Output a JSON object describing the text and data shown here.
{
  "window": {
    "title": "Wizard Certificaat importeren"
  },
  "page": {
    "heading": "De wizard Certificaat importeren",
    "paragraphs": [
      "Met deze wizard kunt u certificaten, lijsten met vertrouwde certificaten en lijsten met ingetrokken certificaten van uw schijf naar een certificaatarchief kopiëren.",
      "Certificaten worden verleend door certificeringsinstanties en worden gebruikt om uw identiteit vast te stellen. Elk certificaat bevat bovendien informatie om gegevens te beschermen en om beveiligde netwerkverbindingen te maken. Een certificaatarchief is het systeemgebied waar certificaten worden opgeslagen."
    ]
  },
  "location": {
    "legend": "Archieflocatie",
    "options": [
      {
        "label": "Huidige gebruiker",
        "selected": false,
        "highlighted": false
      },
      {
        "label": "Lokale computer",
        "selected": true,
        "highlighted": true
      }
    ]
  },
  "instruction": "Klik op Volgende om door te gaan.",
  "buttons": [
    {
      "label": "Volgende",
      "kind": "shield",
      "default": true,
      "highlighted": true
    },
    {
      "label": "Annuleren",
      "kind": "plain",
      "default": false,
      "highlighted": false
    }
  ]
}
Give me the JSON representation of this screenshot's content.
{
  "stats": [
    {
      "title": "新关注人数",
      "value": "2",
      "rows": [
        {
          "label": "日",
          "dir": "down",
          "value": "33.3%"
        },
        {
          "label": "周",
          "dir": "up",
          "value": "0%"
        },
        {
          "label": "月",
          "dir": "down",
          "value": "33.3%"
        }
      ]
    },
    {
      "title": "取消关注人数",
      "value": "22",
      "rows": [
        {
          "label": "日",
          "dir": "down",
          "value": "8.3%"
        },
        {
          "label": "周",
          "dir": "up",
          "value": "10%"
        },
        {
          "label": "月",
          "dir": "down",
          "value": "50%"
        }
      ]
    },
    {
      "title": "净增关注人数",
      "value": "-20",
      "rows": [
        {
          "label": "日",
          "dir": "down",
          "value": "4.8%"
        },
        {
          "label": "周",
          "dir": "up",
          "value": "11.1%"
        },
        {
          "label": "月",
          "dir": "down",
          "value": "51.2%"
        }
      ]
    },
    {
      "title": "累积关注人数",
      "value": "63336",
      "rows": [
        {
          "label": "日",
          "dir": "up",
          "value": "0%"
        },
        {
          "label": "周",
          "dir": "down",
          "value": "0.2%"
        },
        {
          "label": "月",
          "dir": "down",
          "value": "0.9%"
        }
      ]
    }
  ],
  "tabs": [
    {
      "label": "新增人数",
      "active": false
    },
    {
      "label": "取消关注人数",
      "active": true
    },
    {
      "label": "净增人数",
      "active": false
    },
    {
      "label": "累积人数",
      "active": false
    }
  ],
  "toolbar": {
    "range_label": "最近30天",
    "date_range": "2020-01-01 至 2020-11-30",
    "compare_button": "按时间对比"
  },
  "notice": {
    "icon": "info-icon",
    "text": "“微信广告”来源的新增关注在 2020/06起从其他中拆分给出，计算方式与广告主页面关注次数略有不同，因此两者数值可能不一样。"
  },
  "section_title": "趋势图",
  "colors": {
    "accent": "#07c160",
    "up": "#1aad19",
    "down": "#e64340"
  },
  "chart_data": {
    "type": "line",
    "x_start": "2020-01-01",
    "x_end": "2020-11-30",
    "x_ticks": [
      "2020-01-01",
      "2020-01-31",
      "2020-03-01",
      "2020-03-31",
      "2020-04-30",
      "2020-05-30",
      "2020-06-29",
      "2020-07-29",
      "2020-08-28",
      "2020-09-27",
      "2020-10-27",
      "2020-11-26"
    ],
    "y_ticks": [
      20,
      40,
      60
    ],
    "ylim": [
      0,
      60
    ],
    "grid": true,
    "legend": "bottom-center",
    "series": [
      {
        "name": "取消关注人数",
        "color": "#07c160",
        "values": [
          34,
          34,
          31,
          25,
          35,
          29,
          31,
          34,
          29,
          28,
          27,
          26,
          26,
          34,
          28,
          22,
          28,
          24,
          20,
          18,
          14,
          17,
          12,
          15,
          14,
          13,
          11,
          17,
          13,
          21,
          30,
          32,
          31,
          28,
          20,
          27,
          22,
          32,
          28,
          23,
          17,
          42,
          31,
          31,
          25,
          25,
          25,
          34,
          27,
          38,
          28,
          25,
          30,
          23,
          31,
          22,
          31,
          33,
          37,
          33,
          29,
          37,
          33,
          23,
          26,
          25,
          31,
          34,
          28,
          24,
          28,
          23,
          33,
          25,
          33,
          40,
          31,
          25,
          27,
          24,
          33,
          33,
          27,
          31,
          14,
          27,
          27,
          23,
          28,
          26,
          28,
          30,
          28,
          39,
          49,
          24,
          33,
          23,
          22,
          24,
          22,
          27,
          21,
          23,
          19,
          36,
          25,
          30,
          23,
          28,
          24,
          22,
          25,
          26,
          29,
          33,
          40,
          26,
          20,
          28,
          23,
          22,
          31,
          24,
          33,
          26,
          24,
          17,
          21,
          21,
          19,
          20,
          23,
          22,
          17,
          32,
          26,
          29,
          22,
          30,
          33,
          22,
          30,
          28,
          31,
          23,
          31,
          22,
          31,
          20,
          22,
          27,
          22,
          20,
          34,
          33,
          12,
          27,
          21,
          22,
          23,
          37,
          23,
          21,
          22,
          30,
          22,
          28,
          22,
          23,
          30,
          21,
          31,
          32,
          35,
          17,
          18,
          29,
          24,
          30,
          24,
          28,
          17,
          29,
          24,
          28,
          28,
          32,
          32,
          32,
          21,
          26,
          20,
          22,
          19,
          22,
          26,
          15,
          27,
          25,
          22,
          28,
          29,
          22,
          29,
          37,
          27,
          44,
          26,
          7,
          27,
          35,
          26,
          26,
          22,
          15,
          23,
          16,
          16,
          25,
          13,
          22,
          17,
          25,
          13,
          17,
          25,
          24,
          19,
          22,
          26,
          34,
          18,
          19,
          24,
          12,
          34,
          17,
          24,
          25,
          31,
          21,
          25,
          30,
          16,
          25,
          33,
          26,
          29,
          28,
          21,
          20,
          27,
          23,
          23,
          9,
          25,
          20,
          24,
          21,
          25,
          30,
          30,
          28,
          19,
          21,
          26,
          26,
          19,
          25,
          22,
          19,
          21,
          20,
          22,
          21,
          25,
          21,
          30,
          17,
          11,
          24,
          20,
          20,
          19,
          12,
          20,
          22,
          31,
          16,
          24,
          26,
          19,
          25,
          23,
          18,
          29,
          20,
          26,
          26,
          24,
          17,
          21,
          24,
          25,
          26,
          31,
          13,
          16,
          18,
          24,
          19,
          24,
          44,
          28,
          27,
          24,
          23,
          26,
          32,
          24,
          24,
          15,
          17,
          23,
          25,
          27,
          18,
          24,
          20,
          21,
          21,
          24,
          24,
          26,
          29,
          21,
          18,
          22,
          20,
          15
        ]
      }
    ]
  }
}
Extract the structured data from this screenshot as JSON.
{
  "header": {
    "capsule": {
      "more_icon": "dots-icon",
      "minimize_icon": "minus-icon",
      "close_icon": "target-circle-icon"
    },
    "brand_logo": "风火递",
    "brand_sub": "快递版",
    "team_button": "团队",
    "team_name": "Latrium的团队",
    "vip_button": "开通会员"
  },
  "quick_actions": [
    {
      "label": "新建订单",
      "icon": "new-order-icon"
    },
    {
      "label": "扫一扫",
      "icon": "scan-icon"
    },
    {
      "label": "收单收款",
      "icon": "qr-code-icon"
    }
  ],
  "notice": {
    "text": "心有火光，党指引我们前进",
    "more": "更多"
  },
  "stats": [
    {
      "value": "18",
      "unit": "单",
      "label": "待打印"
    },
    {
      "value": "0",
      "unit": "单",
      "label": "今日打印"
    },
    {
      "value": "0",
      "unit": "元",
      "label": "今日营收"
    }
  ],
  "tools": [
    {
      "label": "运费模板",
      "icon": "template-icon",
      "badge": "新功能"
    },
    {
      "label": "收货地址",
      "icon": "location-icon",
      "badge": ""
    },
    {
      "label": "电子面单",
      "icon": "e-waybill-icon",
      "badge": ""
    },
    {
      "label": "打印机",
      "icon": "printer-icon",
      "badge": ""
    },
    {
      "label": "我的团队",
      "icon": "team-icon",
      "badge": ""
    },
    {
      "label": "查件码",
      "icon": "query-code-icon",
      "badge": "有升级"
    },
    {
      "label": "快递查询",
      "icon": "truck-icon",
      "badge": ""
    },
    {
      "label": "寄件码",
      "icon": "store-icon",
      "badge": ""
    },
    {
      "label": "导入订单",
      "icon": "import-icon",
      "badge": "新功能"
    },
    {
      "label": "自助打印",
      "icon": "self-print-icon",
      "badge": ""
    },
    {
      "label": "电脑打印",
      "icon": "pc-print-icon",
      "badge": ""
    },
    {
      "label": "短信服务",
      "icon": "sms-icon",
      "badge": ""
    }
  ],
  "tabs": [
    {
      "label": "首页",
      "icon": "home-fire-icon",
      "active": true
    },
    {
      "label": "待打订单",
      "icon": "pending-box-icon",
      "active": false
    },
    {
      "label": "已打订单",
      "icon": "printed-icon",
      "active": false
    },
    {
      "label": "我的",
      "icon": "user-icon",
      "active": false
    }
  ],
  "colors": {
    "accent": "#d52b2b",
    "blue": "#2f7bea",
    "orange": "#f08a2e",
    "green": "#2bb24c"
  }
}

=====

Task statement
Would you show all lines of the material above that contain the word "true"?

Your solution
        "selected": true,
        "highlighted": true
      "default": true,
      "highlighted": true
      "active": true
    "grid": true,
      "active": true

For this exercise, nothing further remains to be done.